Go through the lines below. Copy those with "check".

Data entries

══════════════════════════════

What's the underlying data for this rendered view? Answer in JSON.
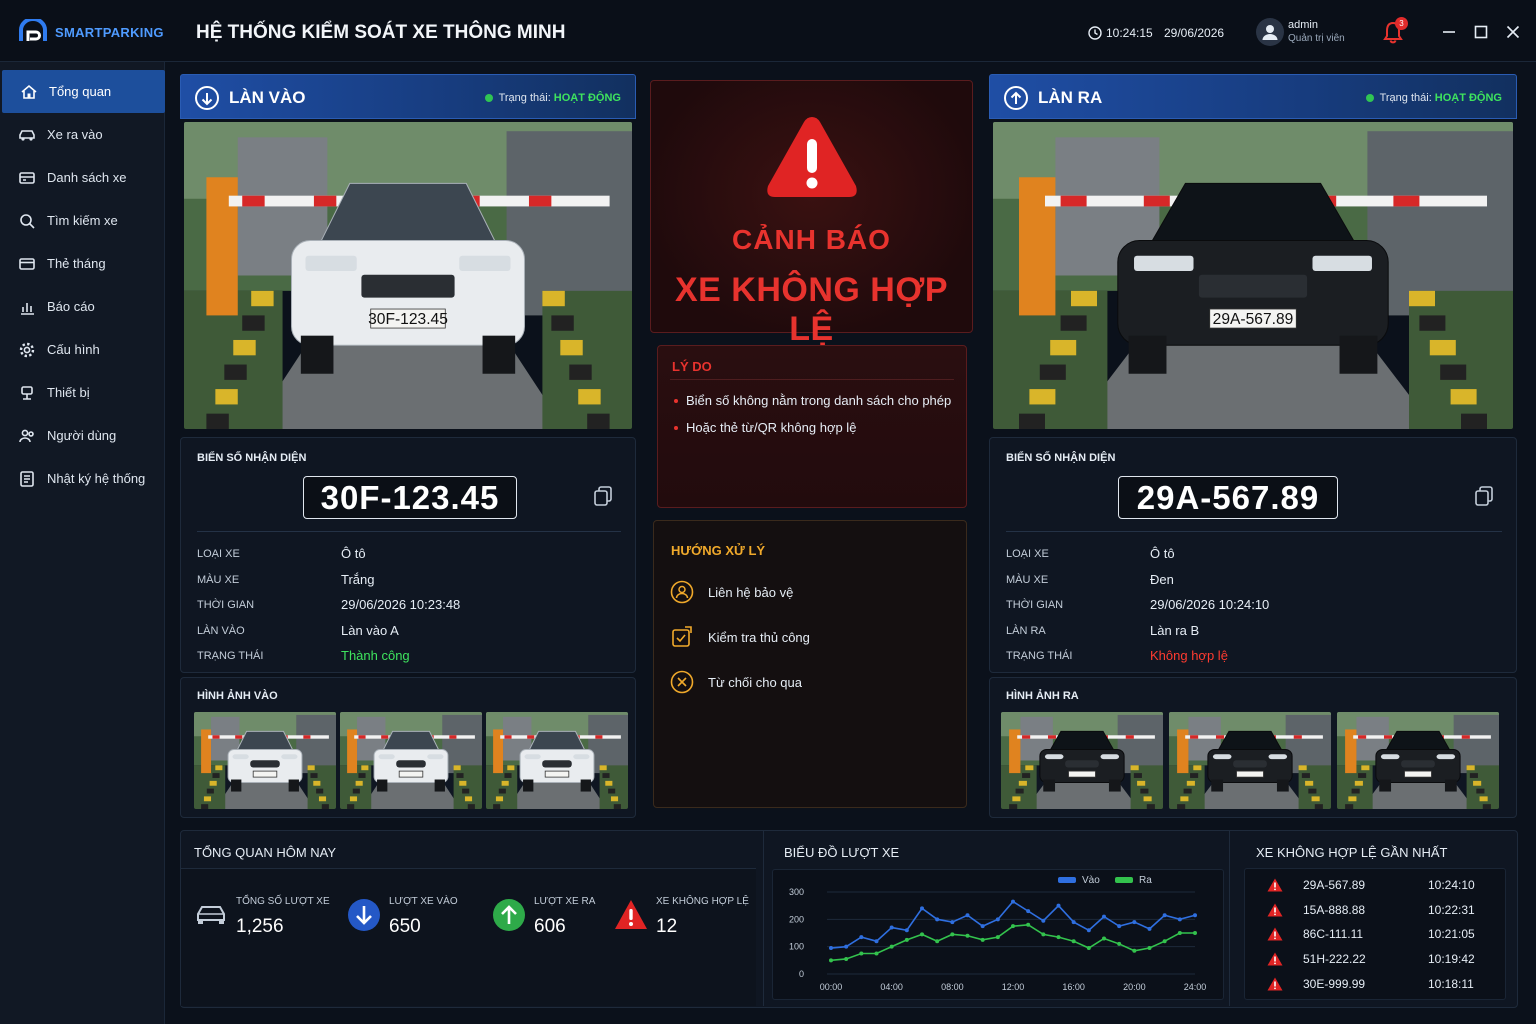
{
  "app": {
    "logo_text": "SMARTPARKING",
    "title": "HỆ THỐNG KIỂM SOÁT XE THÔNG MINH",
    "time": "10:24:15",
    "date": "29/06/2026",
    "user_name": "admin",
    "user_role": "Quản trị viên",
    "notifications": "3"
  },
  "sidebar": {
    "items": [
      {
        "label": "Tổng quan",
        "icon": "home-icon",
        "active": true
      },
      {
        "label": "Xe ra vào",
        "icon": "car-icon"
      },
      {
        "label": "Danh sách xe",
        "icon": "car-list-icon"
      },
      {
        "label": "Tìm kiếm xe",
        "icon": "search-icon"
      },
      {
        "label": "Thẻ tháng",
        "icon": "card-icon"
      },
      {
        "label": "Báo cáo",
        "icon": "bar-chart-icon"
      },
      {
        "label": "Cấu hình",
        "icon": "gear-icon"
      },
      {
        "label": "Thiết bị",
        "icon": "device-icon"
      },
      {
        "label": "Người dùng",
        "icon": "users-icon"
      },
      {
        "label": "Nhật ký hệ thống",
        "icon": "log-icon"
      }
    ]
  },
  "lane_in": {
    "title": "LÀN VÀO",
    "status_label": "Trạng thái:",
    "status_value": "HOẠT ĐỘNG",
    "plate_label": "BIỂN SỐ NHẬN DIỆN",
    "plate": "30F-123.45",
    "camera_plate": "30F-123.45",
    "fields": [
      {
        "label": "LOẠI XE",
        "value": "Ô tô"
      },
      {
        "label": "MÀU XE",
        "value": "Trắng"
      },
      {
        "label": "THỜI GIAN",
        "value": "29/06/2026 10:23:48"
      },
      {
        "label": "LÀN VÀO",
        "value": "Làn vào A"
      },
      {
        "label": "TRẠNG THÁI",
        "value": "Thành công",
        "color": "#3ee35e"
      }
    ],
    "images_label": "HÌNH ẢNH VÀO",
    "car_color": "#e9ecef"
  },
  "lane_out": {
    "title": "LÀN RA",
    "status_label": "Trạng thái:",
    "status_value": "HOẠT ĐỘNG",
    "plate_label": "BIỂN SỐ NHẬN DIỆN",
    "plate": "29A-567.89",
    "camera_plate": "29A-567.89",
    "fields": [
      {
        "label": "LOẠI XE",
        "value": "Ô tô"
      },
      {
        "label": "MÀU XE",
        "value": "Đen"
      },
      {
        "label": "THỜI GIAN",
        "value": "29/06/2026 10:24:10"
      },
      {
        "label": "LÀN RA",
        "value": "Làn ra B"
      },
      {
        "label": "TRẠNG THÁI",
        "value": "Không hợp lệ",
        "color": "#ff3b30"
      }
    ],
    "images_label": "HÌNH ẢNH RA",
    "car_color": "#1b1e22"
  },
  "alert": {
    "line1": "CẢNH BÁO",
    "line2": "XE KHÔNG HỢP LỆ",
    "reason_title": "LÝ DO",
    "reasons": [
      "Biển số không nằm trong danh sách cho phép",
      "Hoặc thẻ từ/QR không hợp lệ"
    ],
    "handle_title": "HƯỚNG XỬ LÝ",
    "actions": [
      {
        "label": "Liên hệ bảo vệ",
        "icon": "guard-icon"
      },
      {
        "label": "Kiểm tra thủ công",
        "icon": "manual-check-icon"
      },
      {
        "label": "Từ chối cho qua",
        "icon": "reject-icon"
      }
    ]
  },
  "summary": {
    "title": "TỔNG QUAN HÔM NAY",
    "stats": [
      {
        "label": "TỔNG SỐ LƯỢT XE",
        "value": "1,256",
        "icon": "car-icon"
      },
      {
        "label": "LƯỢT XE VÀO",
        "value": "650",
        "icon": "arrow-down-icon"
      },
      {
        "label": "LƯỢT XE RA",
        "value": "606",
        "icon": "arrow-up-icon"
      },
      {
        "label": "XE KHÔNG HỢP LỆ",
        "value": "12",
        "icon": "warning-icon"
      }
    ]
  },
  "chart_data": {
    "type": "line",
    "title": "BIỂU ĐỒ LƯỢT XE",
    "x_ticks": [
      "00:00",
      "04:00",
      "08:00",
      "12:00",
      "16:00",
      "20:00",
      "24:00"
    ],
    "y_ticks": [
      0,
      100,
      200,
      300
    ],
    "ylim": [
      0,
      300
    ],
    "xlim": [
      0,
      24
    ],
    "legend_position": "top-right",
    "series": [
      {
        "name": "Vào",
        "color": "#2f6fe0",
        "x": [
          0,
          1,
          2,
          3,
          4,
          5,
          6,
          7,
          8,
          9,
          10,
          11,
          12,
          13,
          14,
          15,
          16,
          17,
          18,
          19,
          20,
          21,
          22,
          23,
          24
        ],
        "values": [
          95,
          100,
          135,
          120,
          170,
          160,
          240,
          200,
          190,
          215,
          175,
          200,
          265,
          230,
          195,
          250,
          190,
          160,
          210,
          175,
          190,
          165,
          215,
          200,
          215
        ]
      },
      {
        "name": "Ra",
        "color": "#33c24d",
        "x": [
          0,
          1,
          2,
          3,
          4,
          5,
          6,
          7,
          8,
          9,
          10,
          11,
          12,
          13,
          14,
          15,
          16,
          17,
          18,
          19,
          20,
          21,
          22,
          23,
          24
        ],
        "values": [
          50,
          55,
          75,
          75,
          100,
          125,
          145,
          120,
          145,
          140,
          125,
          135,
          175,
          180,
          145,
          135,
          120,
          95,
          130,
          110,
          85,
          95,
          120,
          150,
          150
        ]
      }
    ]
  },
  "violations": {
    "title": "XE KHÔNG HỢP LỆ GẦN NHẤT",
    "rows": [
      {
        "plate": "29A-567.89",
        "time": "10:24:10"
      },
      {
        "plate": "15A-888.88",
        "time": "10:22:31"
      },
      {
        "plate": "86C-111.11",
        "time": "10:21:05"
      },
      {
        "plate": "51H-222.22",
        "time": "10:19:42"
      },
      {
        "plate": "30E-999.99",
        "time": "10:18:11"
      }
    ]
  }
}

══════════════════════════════

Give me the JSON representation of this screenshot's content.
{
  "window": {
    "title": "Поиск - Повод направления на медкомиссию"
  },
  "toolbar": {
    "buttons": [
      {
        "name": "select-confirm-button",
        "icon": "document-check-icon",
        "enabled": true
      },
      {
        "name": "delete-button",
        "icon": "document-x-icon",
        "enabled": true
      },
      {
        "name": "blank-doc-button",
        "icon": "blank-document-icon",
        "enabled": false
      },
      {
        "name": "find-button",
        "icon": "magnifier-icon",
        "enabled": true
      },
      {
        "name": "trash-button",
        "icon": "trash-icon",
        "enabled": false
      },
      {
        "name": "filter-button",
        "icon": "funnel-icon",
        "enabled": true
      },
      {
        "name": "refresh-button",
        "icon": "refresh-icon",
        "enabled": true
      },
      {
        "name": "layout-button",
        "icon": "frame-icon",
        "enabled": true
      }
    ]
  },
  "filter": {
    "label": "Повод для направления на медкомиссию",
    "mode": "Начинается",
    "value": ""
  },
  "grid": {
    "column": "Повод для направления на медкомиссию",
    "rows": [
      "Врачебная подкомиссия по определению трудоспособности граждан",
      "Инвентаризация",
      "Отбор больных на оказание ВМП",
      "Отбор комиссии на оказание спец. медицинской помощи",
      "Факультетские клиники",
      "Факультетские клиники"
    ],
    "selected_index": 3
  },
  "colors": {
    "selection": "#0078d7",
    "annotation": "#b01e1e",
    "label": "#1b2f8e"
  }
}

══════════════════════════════

YOUR RESPONSE
        "icon": "manual-check-icon"
        "icon": "document-check-icon",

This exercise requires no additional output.